But at a house a few districts to the north, the scene was even more chaotic. The two women shouted obscenities at the police force as they reached the front gate. Four young men were dragged out for questioning, a 17-year-old boy with messy hair was whimpering.
Inside the house, an officer found three captagon tabs, one amphetamine, and one of the women began begging him. “It wasn’t the drugs, it was his wound,” she continued.
Around the corner, another officer was scrolling through the teenager’s phone as the boy nodded rapidly with tears in his eyes. The unit later said he had been asked to cooperate with future investigations – a new informant to spur the arrest cycle.
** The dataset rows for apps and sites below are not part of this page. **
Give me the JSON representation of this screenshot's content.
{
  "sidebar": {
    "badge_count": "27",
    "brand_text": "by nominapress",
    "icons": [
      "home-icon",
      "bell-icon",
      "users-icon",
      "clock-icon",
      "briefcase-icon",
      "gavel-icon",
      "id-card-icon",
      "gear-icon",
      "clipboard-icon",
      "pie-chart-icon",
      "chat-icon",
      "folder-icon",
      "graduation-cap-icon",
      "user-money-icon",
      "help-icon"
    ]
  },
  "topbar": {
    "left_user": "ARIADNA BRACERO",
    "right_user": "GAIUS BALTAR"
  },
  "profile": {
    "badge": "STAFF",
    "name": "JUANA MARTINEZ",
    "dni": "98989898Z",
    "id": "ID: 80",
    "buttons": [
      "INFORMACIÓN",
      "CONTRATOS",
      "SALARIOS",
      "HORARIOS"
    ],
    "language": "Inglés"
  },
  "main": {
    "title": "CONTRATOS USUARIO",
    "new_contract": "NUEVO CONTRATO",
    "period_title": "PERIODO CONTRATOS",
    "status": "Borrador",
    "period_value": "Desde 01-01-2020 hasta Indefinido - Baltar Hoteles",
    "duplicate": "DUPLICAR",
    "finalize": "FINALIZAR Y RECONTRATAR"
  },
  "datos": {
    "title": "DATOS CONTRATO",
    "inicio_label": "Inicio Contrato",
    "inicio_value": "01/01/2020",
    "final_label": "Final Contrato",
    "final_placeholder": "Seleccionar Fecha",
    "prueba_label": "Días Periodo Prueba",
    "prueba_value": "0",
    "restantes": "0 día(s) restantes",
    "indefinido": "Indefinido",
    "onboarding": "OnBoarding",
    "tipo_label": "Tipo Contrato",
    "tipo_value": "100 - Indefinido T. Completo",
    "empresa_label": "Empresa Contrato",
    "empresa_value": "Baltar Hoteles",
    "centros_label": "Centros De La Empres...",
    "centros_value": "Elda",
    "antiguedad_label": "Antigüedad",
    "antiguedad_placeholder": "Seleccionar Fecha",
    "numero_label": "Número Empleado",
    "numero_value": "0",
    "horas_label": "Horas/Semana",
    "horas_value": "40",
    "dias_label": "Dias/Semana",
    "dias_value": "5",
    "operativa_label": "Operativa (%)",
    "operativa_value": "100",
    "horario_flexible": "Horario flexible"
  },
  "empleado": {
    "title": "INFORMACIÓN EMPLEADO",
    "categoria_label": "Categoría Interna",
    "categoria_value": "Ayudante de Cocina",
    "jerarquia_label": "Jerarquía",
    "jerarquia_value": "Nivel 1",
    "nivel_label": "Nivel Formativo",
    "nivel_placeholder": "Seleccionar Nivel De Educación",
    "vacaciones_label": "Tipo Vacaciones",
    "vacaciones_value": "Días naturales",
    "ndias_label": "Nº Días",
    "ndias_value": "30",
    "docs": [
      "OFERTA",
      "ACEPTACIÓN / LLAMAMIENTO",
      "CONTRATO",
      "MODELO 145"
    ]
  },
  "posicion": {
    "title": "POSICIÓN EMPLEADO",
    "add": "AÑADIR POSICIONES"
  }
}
It was well past midnight when the convoy finally ended the evening. The streets were deserted and the cars sped, gliding on the highways and turning corners with pictures of clerics and politicians.
Back at the station, the suspects were taken into cells and taken out for questioning one by one. Finally, there was Moslem Dawoud, the alleged trafficker whose home, police said, contained 16 doses of methamphetamine. He barely kept an eye on the floor and no longer protested his innocence.
An officer looked down at a faint tattoo on the man’s forearm and asked if he had ever been in prison. Dawoud nodded.
“We can help you, you know,” the officer told him.
Downstairs, the screams of other prisoners were wafting through the night air. After a long silence, Dawoud shared what he said was his agent’s name.
Ehab looked down at the stack of case files on his desk.
“It’s like this every night,” he said hollowly. “You do the raids, you do the paperwork, you’re in a loop. Then you lie down, you wake up and you start over. “